Lawyers and accountants who were once the proud pillars of our financial system have become the happy architects of its circumvention. Nowhere is this more the case than in the world of tax law. Companies (and wealthy individuals) pay handsomely for tax professionals not just to find the lines, but to push them ever outward. During my tenure at the Internal Revenue Service, the low point came when we discovered that a senior tax partner at KPMG (one of the Big Four, which by virtue of their prominence set standards for the others) had advocated — in writing — to leaders of the company’s tax practice that KPMG make a “business/strategic decision” to ignore a particular set of I.R.S. disclosure rules. The reasoning was that the I.R.S. was unlikely to discover the underlying transactions, and that even if we did, any penalties assessed could be absorbed as a cost of doing business.
Just what role outside professional firms played in the genesis of the financial crisis has not been adequately explored. Perhaps it never will be. But at a minimum, we know that the widespread documentation problems associated with bank foreclosures demonstrate that in too many instances, attorneys and accountants abandoned their duties to assure integrity. Further, it seems unlikely that professionals will, of their own initiative, return anytime soon to their traditional posts as vigilant sentries guaranteeing the financial system’s integrity.
WHAT should be done? For starters, Congress should take a hard look at the doctrine of attorney-client privilege as it applies to corporations. Communications pertaining to patents, or threatened or actual litigation, should remain protected. But communications about, say, commercial transactions and financing and even government-mandated filings and disclosures might not. Simply stated, lawyers will be less likely to stretch the acceptable to earn a high fee or secure repeat business if their counsel is subject to more outside scrutiny.
This would no doubt change the way regulators and prosecutors examine the roles of outside lawyers and law firms when investigating significant corporate failures — a good thing, in my view.
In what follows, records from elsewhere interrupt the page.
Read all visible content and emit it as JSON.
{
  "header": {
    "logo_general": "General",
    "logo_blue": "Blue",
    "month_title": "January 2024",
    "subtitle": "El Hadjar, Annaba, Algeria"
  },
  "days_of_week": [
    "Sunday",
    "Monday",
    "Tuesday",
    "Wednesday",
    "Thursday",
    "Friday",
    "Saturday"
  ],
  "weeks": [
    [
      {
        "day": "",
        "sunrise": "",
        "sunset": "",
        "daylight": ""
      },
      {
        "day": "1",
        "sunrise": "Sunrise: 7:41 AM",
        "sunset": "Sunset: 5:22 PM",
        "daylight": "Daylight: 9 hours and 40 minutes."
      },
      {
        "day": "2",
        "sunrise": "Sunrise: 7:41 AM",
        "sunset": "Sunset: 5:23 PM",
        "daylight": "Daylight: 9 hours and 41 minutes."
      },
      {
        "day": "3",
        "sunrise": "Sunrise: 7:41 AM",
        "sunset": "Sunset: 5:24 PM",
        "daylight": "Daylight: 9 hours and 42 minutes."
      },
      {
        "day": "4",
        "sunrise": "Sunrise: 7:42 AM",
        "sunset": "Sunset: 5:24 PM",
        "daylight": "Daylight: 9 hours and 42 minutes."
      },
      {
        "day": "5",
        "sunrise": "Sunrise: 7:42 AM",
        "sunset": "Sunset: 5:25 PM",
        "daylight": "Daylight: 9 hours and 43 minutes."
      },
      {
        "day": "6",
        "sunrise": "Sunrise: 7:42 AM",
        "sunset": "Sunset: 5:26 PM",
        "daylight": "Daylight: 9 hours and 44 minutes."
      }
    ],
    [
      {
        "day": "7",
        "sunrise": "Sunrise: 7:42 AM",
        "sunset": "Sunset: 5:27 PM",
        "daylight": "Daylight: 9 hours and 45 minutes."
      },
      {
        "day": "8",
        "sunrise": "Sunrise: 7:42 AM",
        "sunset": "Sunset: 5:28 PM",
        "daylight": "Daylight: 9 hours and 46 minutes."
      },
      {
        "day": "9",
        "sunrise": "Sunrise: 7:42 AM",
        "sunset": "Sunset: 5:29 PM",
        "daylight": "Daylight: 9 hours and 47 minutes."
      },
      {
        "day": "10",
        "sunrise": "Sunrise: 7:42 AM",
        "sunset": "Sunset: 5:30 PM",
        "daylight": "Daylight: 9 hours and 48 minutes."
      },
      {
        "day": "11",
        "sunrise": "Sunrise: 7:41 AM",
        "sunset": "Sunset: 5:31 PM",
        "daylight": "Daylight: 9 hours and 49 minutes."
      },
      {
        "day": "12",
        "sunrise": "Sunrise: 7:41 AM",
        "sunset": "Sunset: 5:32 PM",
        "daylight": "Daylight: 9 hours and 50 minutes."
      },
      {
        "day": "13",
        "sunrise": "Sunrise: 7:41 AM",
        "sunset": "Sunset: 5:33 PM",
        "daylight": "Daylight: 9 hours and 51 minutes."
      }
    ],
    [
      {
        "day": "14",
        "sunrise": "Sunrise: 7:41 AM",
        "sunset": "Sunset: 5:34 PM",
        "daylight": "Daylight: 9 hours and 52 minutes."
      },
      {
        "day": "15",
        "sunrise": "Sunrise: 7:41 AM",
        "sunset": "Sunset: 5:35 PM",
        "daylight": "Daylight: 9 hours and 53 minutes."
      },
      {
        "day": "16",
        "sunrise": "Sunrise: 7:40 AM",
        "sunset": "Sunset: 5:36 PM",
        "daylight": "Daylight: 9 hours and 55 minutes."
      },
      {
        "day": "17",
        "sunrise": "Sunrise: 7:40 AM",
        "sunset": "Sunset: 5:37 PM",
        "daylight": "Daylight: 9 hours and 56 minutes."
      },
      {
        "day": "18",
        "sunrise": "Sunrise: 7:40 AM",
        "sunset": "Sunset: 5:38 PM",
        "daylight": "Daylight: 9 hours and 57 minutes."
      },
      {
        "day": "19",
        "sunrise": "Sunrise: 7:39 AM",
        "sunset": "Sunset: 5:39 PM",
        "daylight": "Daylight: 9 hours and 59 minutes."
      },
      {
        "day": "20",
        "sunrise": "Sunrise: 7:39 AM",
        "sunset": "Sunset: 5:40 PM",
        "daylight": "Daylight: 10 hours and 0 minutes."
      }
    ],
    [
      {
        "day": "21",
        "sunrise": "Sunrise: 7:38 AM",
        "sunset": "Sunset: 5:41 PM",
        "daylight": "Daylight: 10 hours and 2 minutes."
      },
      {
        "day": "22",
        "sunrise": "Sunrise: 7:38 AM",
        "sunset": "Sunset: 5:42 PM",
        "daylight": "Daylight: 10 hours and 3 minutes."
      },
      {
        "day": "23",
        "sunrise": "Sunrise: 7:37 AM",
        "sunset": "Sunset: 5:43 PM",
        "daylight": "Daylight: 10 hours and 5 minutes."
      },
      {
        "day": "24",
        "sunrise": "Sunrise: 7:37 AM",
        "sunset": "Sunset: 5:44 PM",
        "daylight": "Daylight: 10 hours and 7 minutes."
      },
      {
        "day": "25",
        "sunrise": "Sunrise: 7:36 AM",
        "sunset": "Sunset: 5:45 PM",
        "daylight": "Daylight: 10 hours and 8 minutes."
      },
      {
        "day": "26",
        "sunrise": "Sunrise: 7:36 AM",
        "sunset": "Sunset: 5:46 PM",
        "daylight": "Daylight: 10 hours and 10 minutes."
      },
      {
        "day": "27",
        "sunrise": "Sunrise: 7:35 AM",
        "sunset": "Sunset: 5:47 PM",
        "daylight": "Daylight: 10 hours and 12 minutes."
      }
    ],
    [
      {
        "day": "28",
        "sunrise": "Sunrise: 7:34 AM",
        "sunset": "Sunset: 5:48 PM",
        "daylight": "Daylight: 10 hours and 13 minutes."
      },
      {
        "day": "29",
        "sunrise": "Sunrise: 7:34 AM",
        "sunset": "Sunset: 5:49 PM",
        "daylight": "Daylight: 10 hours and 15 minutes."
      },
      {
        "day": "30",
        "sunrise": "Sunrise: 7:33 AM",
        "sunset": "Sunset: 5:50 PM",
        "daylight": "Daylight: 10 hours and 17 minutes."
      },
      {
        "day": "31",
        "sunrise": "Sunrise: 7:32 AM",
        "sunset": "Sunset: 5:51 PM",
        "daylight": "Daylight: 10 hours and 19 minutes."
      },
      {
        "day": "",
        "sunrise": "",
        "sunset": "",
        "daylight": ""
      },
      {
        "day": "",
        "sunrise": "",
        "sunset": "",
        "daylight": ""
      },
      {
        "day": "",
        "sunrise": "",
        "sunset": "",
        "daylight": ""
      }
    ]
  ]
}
To open this can of worms would touch off howls of outrage from the American Bar Association and others. Nevertheless, such a debate would be healthy, especially when policy makers are struggling to find the proper distinction between the rights and protections afforded companies versus those granted to individuals, notably in the political process.
A second idea is for corporations to reassess their compensation practices for financial and legal executives. Just as some large businesses are moving to separate the position of board chairman from that of chief executive in order to provide for stronger governance, companies might also consider development of a new pay scheme for their financial and legal personnel. This would mean paying handsome, multiyear fixed salaries to the chief financial officer, the general counsel and their top deputies — but without offering the opportunity for equity participation. Such an approach would sharply lim it the temptation to inflate shareholder value at the expense of business substance.
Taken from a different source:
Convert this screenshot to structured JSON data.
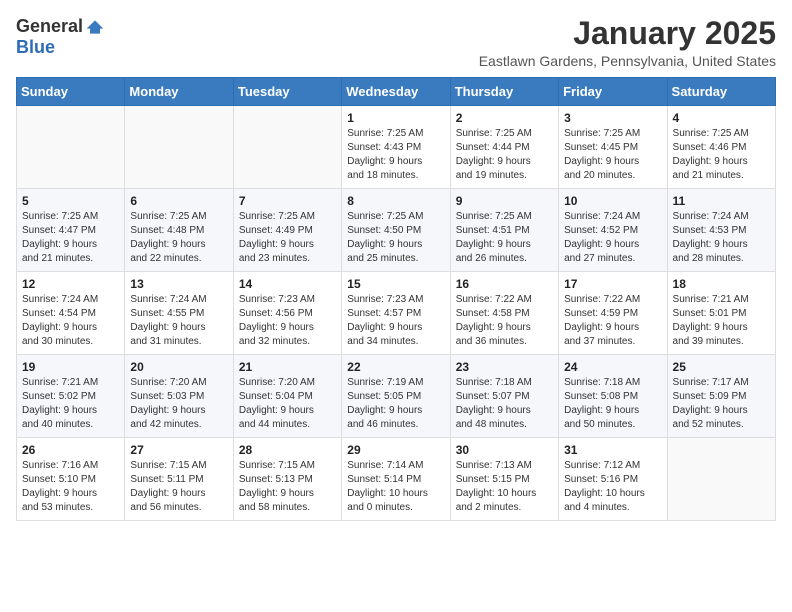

Big businesses have always sought to gain competitive advantage over others and certainly to minimize taxes, as have any number of taxpayers. Fair enough. But we have seen that globalization, business complexity and an unworkable tax code have obscured the understanding of risk. Politicians are reviewing our system of corporate taxation — none too soon if our nation is to prosper as it has in the past. We should look at all the moving parts in our financial system — starting with the outside professionals — not just Wall Street and Washington
about partners billing over $1,000 per hour. Said one such lawyer, “The underlying principle is if you can get it, get it.” Imagine a doctor saying that, for attribution, about an organ transplant.